Data records:
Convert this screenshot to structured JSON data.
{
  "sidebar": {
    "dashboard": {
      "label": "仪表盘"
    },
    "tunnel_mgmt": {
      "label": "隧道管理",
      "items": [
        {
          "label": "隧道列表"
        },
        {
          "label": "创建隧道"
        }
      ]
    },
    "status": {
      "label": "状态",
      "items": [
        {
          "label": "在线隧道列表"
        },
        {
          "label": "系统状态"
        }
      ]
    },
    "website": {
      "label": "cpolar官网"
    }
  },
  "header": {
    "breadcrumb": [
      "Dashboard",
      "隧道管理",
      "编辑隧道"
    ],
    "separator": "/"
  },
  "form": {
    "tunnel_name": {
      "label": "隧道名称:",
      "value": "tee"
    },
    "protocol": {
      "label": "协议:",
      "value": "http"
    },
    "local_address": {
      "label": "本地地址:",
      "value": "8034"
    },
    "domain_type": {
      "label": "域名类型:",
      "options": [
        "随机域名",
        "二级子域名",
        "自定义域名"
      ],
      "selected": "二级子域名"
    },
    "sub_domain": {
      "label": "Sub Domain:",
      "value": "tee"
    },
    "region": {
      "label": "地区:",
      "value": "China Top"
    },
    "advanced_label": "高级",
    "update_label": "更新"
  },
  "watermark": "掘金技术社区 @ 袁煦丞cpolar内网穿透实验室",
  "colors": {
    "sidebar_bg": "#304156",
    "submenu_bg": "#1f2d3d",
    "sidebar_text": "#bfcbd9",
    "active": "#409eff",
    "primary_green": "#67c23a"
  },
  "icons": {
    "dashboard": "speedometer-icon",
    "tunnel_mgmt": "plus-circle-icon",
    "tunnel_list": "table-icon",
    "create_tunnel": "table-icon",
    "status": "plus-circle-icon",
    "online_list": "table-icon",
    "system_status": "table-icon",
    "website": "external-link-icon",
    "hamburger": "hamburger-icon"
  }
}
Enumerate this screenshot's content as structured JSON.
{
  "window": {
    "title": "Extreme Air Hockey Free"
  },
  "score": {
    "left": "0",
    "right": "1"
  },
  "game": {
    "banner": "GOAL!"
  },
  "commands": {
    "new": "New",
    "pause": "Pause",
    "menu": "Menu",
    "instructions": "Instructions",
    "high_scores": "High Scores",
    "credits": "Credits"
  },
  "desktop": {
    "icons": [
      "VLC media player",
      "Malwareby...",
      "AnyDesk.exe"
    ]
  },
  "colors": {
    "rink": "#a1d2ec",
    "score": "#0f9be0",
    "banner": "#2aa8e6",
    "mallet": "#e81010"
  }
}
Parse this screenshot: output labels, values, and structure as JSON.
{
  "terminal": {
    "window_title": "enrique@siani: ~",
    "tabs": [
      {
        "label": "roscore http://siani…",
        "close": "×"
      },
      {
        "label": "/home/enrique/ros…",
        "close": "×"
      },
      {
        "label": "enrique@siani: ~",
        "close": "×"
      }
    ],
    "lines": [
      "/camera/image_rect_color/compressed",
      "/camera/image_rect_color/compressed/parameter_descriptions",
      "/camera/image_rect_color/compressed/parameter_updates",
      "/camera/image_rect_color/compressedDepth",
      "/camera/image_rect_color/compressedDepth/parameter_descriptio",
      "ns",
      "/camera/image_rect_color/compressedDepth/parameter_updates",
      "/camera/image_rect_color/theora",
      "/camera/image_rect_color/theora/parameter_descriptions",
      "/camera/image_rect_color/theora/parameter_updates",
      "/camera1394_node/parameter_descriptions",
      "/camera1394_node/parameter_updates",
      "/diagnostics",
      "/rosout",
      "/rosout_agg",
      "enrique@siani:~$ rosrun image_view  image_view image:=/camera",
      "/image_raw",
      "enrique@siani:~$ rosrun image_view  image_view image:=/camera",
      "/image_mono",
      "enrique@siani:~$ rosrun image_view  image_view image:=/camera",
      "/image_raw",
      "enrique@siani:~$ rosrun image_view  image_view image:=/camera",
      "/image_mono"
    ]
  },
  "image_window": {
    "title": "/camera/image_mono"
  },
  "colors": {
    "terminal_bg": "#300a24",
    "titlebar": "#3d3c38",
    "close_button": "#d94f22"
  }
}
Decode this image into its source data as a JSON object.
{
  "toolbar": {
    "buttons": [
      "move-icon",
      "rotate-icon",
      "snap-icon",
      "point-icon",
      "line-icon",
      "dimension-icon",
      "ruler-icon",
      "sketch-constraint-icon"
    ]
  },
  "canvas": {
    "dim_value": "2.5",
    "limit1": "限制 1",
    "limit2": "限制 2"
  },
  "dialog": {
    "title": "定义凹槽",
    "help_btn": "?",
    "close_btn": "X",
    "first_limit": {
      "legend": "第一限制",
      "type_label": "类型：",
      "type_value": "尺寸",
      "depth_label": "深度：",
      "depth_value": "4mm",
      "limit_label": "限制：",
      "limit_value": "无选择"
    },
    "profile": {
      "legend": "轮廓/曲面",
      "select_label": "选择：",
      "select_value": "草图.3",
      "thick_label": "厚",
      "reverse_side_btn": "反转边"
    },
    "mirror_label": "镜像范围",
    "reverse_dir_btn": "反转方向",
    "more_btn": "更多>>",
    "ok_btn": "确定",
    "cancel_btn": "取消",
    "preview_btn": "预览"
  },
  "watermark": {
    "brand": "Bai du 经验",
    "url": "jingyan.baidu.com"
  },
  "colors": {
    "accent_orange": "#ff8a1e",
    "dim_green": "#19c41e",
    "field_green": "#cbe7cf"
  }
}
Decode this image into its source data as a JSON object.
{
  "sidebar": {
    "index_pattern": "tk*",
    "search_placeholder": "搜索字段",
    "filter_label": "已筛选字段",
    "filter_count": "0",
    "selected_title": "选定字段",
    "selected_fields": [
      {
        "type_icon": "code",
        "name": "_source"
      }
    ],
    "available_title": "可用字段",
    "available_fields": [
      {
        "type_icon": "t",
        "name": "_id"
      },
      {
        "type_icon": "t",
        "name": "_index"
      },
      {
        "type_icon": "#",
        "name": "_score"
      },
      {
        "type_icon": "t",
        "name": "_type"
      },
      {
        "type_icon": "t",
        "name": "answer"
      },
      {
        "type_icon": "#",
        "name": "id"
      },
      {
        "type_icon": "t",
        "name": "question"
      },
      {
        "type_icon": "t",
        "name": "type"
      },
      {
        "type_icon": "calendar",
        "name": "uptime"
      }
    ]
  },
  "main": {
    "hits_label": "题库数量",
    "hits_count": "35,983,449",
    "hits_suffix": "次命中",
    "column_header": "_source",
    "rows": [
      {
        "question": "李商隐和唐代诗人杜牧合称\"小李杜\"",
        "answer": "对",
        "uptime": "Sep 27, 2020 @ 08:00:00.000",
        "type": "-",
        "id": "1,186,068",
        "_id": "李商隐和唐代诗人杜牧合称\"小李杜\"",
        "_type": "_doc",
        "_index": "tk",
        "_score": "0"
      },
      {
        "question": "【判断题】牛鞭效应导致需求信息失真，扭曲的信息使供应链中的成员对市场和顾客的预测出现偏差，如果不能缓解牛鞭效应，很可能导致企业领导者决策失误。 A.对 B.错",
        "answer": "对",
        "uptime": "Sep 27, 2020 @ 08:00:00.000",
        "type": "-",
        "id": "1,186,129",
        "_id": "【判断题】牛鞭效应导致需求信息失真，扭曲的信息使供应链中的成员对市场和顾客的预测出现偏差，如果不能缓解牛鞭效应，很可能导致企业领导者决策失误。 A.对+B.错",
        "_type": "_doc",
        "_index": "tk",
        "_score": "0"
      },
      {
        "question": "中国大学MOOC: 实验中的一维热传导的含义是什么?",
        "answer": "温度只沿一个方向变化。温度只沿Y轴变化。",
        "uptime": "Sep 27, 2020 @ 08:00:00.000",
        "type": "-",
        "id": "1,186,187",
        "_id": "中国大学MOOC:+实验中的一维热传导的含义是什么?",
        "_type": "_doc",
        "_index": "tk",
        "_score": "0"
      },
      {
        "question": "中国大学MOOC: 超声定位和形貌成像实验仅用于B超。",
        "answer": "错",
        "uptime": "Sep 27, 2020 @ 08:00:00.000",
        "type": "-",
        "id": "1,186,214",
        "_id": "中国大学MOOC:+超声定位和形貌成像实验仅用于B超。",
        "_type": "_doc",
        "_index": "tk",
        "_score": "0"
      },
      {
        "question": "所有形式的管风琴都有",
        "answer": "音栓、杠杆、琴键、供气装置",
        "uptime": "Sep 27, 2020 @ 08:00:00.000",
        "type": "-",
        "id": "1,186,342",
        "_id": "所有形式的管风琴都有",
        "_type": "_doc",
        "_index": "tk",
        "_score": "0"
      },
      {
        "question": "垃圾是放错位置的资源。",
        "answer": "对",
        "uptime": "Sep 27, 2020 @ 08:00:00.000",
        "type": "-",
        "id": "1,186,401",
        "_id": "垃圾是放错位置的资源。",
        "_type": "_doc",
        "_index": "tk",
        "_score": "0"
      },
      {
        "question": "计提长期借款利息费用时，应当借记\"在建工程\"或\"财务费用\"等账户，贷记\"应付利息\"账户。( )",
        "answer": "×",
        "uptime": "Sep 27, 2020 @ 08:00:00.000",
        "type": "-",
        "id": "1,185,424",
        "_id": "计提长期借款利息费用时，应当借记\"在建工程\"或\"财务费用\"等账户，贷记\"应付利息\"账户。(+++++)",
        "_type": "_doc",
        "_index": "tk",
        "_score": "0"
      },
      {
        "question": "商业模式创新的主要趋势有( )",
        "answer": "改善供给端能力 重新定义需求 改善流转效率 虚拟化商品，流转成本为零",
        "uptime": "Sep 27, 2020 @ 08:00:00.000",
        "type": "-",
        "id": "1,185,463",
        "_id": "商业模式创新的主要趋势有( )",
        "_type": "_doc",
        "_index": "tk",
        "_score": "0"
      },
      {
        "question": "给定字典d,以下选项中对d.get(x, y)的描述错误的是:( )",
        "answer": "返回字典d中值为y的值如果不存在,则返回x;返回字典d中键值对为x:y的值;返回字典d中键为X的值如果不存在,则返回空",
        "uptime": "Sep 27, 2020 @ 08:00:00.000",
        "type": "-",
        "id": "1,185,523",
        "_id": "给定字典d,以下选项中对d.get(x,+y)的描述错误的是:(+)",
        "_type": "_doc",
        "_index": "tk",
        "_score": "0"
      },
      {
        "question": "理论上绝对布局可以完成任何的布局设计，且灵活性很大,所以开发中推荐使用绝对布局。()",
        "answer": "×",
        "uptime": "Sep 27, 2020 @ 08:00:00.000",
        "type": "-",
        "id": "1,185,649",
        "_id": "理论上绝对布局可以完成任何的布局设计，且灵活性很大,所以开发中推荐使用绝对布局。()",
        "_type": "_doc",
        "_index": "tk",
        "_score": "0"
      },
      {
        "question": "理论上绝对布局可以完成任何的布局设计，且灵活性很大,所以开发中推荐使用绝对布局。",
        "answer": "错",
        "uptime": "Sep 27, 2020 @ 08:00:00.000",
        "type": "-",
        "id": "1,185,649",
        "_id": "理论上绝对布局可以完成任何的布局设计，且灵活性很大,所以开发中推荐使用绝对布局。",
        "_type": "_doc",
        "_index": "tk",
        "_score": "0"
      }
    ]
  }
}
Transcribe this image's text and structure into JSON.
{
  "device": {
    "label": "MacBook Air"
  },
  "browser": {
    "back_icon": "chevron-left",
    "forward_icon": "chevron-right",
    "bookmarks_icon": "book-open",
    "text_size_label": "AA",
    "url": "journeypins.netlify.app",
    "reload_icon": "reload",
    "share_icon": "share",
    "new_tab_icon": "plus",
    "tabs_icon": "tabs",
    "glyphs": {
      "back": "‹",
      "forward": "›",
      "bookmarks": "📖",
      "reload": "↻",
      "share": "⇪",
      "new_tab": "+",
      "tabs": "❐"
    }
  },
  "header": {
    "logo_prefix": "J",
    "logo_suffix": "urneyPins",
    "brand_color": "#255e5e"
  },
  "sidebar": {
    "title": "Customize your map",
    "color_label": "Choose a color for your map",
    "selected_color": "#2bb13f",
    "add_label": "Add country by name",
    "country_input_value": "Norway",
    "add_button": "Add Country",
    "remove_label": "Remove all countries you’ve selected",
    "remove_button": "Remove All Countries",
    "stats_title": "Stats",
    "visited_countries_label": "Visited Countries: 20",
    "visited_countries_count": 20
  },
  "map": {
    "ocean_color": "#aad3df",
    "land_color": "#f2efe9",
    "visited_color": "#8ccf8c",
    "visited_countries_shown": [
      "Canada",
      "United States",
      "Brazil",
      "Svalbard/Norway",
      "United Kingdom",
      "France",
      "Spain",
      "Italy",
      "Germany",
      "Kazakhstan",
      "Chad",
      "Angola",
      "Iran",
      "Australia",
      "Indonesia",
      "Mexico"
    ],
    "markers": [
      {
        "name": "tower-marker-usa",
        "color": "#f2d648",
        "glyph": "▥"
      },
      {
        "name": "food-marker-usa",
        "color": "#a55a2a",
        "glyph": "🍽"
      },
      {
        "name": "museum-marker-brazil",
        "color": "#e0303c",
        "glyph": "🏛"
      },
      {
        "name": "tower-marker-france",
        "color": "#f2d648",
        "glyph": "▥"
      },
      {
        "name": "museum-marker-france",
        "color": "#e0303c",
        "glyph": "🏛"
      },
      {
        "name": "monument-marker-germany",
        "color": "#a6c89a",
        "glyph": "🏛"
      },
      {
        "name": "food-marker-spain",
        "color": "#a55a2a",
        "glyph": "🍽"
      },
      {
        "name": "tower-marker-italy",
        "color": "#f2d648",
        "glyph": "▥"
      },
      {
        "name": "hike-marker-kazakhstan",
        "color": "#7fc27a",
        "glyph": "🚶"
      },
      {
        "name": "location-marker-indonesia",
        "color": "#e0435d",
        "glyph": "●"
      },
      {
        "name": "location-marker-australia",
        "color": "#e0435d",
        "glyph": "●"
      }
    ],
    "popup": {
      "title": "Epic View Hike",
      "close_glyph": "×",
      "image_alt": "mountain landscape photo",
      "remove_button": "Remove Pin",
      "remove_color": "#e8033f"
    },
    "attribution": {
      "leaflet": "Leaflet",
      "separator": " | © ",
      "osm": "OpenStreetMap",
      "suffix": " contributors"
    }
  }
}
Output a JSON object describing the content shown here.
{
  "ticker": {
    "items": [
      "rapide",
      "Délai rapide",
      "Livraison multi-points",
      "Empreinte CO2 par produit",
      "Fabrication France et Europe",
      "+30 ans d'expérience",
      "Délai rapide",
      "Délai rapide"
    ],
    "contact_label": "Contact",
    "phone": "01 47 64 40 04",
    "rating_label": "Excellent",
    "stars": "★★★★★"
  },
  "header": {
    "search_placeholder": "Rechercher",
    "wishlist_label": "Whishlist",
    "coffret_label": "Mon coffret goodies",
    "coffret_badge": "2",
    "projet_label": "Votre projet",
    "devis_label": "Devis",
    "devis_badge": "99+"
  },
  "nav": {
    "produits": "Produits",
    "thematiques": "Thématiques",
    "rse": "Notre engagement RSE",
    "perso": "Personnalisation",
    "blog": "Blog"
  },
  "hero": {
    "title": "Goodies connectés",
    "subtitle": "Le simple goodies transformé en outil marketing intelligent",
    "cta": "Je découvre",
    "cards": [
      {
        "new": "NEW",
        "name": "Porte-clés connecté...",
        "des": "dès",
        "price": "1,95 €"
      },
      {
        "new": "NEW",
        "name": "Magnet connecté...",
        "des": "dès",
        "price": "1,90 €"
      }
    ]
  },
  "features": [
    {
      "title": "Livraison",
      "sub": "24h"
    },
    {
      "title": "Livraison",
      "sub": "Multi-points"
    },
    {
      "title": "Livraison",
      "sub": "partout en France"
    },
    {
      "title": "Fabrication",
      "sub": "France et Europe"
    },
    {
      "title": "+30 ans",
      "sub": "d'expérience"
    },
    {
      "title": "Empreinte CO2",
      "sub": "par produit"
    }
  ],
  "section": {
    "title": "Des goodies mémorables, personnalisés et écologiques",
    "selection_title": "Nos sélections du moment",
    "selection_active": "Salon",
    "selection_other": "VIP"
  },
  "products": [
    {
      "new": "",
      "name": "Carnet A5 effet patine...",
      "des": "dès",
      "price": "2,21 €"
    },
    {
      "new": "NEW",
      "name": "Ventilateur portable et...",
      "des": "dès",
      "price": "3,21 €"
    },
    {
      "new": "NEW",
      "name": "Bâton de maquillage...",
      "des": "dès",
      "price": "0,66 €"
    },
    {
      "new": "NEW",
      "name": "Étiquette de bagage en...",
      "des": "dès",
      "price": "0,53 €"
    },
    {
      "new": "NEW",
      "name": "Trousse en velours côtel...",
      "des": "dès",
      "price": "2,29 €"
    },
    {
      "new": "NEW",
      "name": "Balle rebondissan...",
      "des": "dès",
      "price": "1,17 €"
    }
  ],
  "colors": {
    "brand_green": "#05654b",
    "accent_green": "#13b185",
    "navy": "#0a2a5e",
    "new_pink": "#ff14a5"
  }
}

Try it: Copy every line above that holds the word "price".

Written response:
        "price": "1,95 €"
        "price": "1,90 €"
      "price": "2,21 €"
      "price": "3,21 €"
      "price": "0,66 €"
      "price": "0,53 €"
      "price": "2,29 €"
      "price": "1,17 €"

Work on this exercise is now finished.